A new addition to the course, key concepts are meant to help students build conceptual knowledge about economics. They help the student connect what they have learnt in economics class to large-scale economic issues. While these key concepts aren’t explicitly assessed on the external assessment, the IA requires the students in their commentary to connect the article towards a key concept. The key concepts include choice, efficiency, sustainability, economic well-being, change, intervention, interdependence, equity, and scarcity.
IB Economics Assessment
Paper 1 (SL/HL) –
With a time allotment of 1 hour and 15 minutes, students will choose one out of three questions to answer. Although the previous syllabus had Paper 1 questions based only on microeconomics and macroeconomics, the questions for Paper 1 can be on any of the 4 units. Paper 1 is out of 25 marks; this is divided into 10 marks for part (a) and 15 marks for part (b). To earn high marks in this paper, it’s important to provide case studies related to the question instead of solely including the theory.
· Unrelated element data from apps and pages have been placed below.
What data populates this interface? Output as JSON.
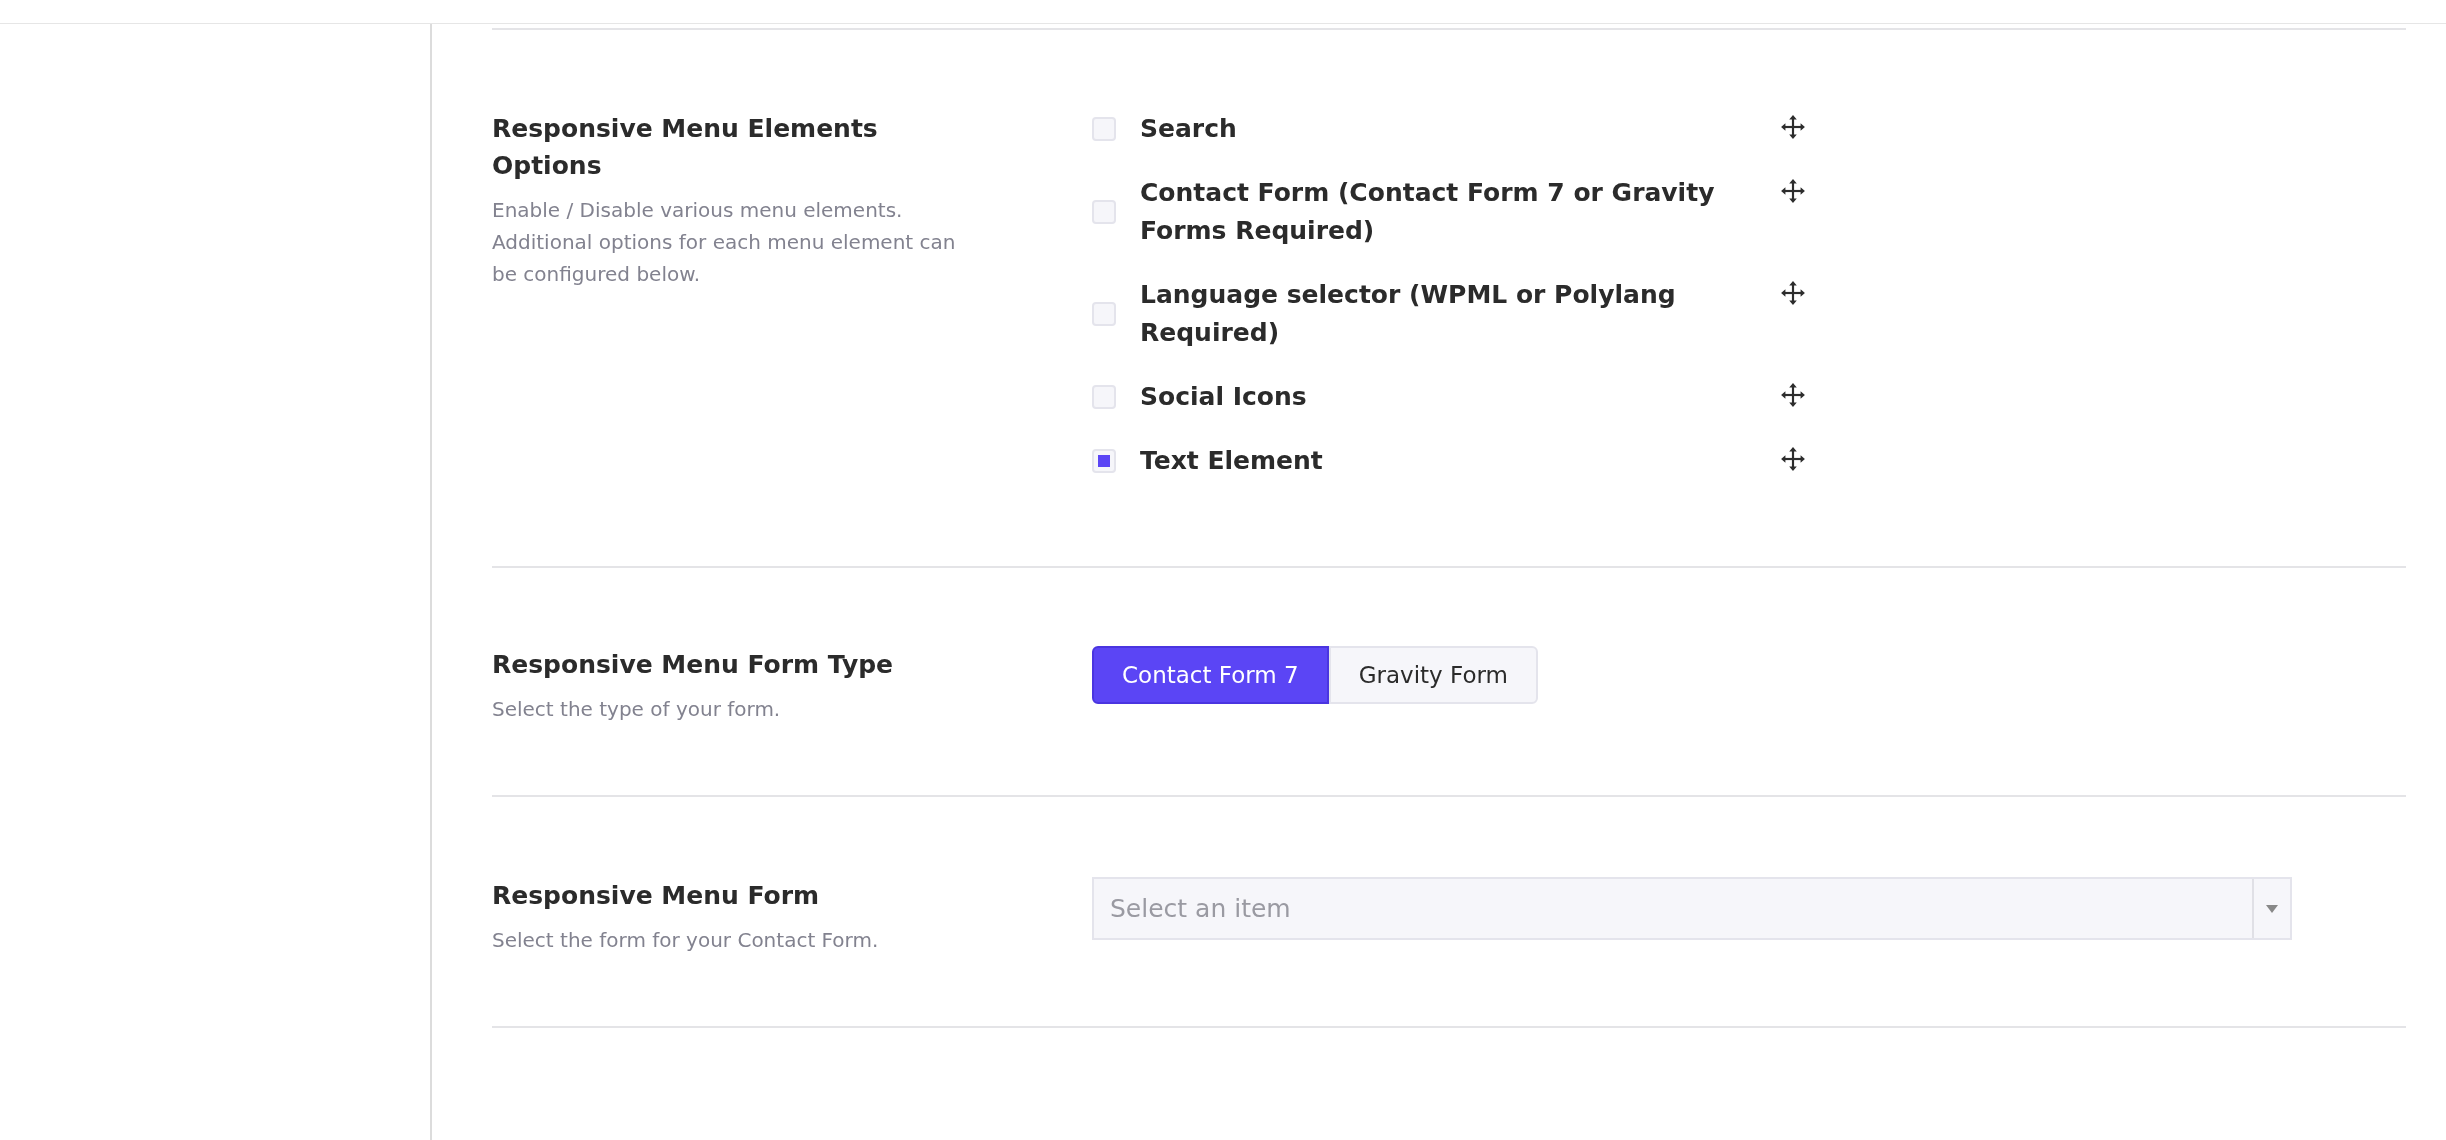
{
  "sections": [
    {
      "kind": "checklist",
      "title": "Responsive Menu Elements Options",
      "description": "Enable / Disable various menu elements. Additional options for each menu element can be configured below.",
      "items": [
        {
          "label": "Search",
          "checked": false
        },
        {
          "label": "Contact Form (Contact Form 7 or Gravity Forms Required)",
          "checked": false
        },
        {
          "label": "Language selector (WPML or Polylang Required)",
          "checked": false
        },
        {
          "label": "Social Icons",
          "checked": false
        },
        {
          "label": "Text Element",
          "checked": true
        }
      ]
    },
    {
      "kind": "toggle",
      "title": "Responsive Menu Form Type",
      "description": "Select the type of your form.",
      "options": [
        {
          "label": "Contact Form 7",
          "selected": true
        },
        {
          "label": "Gravity Form",
          "selected": false
        }
      ]
    },
    {
      "kind": "select",
      "title": "Responsive Menu Form",
      "description": "Select the form for your Contact Form.",
      "placeholder": "Select an item"
    }
  ]
}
This makes up for 20% of your IB Economics grade for HL and 30% of your IB Economics grade for SL.
Paper 2 (SL/HL) –
Students choose one out of two questions to answer with a time limit of 1 hour and 45 minutes. In each question, two snippets of news articles are given, and the subsequent sub-questions ask the student to apply economic theory towards each question. Unlike the previous syllabus where questions mainly centred around international and developmental economics, this new syllabus includes all the 4 units. Paper 2 is out of 60 marks with 45 of those marks being alloted to short response questions like definitions, diagrams, and calculations. The remaining 15 marks are to a long response question, requiring the student to use the extract in the question with the case studies they’ve learnt separately to write a good answer. Calculators are permitted for this paper. This makes up for 30% of your IB Economics grade for HL and 40% of your IB Economics grade for SL.
Paper 3 (Only HL) –
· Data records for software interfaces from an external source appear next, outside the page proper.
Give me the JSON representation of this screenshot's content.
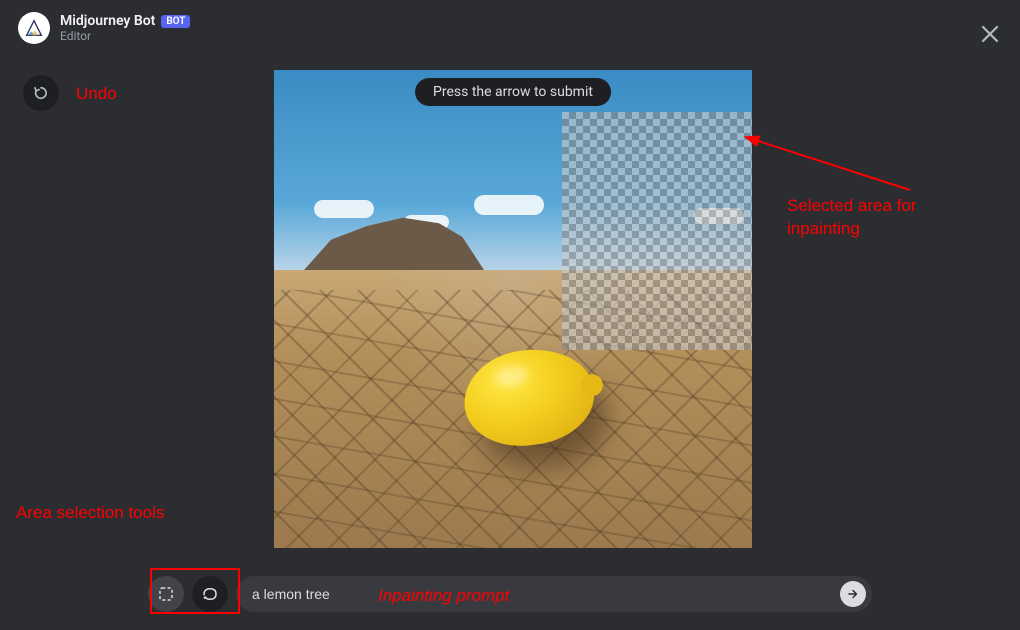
{
  "header": {
    "bot_name": "Midjourney Bot",
    "bot_badge": "BOT",
    "subtitle": "Editor"
  },
  "tooltip": {
    "text": "Press the arrow to submit"
  },
  "prompt": {
    "value": "a lemon tree"
  },
  "annotations": {
    "undo": "Undo",
    "area_tools": "Area selection tools",
    "inpaint_prompt": "Inpainting prompt",
    "selected_area": "Selected area for\ninpainting"
  },
  "icons": {
    "undo": "undo-icon",
    "close": "close-icon",
    "rect_select": "rectangle-select-icon",
    "lasso": "lasso-icon",
    "submit": "arrow-right-icon"
  }
}
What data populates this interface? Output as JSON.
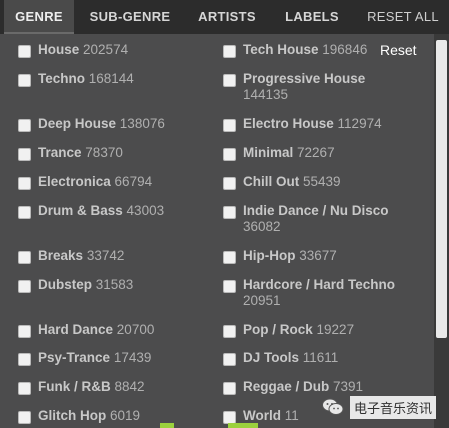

Finally, Paper 3 is an HL only paper where students are given two compulsory questions about economic policy to be answered within 1 hour and 45 minutes. Questions can be asked on all 4 units of the syllabus and include both quantitative and qualitative questions. Paper 3 is out of 60 marks, with the two questions both having a part (a) and a part (b). Part (a) are short answer questions related to the situation depicted in the question. Each question’s part (a) is worth 20 marks. On the other hand, part (b) is an extended response where the students need to suggest a policy towards the economic dilemma in question. Each question’s part (b) is worth 10 marks. This makes up for 30% of your IB Economics grade for HL.
If you are an M22 student, Paper 3 has been amended towards the effects of the COVID-19 pandemic on learning! Students now only need to answer one out of the two questions in this paper. As a result, students will now only get 1 hour to complete the paper. Apart from this, there are no other changes towards IB Economics for May 2022.
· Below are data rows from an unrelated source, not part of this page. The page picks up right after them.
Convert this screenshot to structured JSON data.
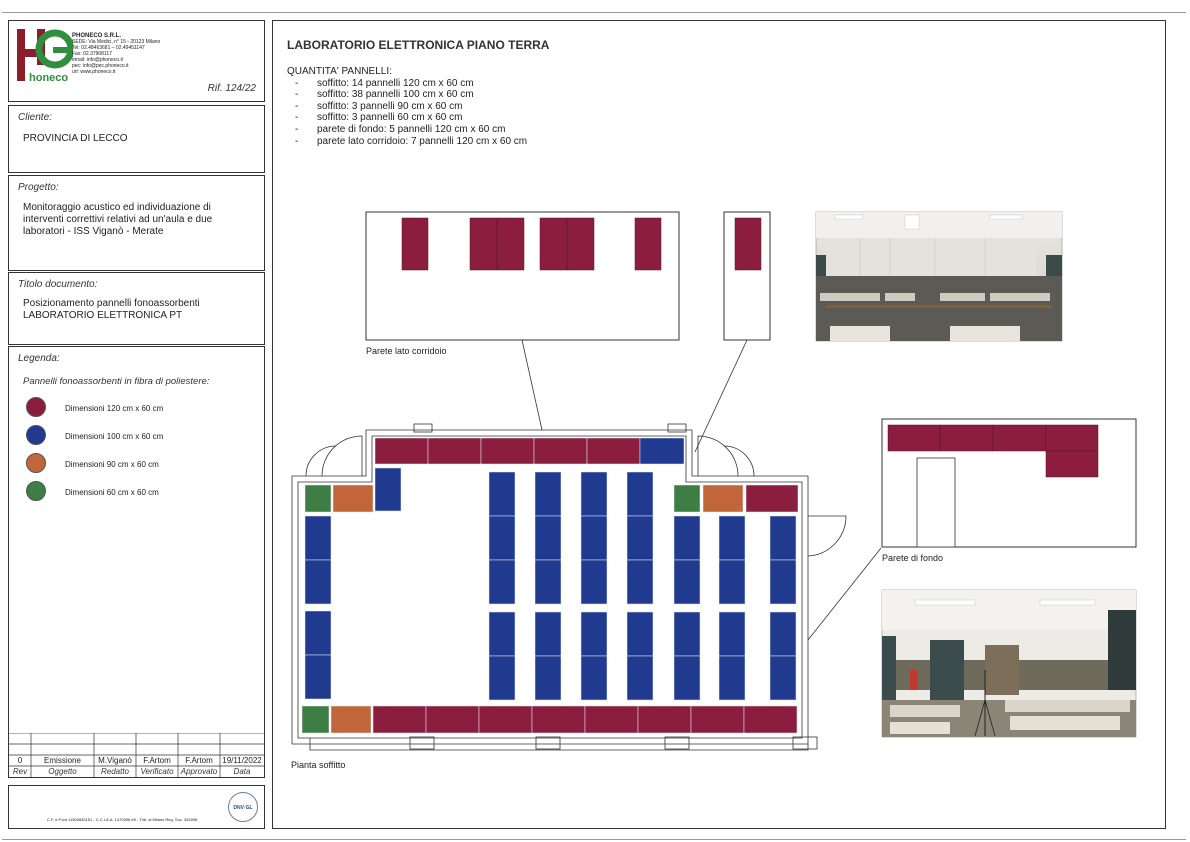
{
  "colors": {
    "panel_120x60": "#8B1E3F",
    "panel_100x60": "#1F3A8F",
    "panel_90x60": "#C0663A",
    "panel_60x60": "#3E7D44",
    "border": "#333333"
  },
  "company": {
    "logo_letters": "hp",
    "logo_text": "honeco",
    "name": "PHONECO S.R.L.",
    "address": "SEDE: Via Medici, n° 15 - 20123 Milano",
    "tel": "Tel: 02.48463681 – 02.49451147",
    "fax": "Fax: 02.37908117",
    "email": "email: info@phoneco.it",
    "pec": "pec: info@pec.phoneco.it",
    "url": "url: www.phoneco.it",
    "ref": "Rif. 124/22"
  },
  "client": {
    "label": "Cliente:",
    "value": "PROVINCIA DI LECCO"
  },
  "project": {
    "label": "Progetto:",
    "lines": [
      "Monitoraggio acustico ed individuazione di",
      "interventi correttivi relativi ad un'aula e due",
      "laboratori - ISS Viganò - Merate"
    ]
  },
  "doc_title": {
    "label": "Titolo documento:",
    "lines": [
      "Posizionamento pannelli fonoassorbenti",
      "LABORATORIO ELETTRONICA PT"
    ]
  },
  "legend": {
    "label": "Legenda:",
    "subtitle": "Pannelli fonoassorbenti in fibra di poliestere:",
    "items": [
      {
        "text": "Dimensioni 120 cm x 60 cm",
        "color": "#8B1E3F"
      },
      {
        "text": "Dimensioni 100 cm x 60 cm",
        "color": "#1F3A8F"
      },
      {
        "text": "Dimensioni 90 cm x 60 cm",
        "color": "#C0663A"
      },
      {
        "text": "Dimensioni 60 cm x 60 cm",
        "color": "#3E7D44"
      }
    ]
  },
  "revision_table": {
    "row": [
      "0",
      "Emissione",
      "M.Viganò",
      "F.Artom",
      "F.Artom",
      "19/11/2022"
    ],
    "headers": [
      "Rev",
      "Oggetto",
      "Redatto",
      "Verificato",
      "Approvato",
      "Data"
    ]
  },
  "footer": {
    "legal": "C.F. e P.iva 11509830151 - C.C.I.A.A. 1470096 MI - Trib. di Milano Reg. Soc. 354098",
    "cert": "DNV·GL"
  },
  "main": {
    "title": "LABORATORIO ELETTRONICA PIANO TERRA",
    "quantity_label": "QUANTITA' PANNELLI:",
    "quantity_items": [
      "soffitto: 14 pannelli 120 cm x 60 cm",
      "soffitto: 38 pannelli 100 cm x 60 cm",
      "soffitto: 3 pannelli 90 cm x 60 cm",
      "soffitto: 3 pannelli 60 cm x 60 cm",
      "parete di fondo: 5 pannelli 120 cm x 60 cm",
      "parete lato corridoio: 7 pannelli 120 cm x 60 cm"
    ],
    "caption_corridor": "Parete lato corridoio",
    "caption_back": "Parete di fondo",
    "caption_plan": "Pianta soffitto"
  }
}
Internal Assessment (SL/HL) –
The IA is a portfolio that contains three commentaries based on three units of the economics course: microeconomics, macroeconomics, and the global economy. For each commentary, students choose a news article related to the unit the commentary is based upon and analyse it. The word count for each commentary is 800 words and each commentary must apply a key concept within it; however, each of the three commentaries that the student writes must use a different key concept. The IA is out of 45 marks, with 14 marks for each of the three commentaries. There are 3 marks for reaching rubric requirements. This makes up for 20% of your IB Economics grade(HL) and 30% of your IB Economics grade(SL). More information on the Economics IA can be found here.
IB Economics was definitely a challenge to me at first. However, as you start to get the hang of the course, you start to realise how applicable this course is towards our real-world issues and your own future, whether you decided to do an economics-related course in the future or not. As such, I highly recommend choosing this subject as your Group 3 selection if your school offers this course! Be sure to also check out the official IB Economics Guide to learn more about this subject!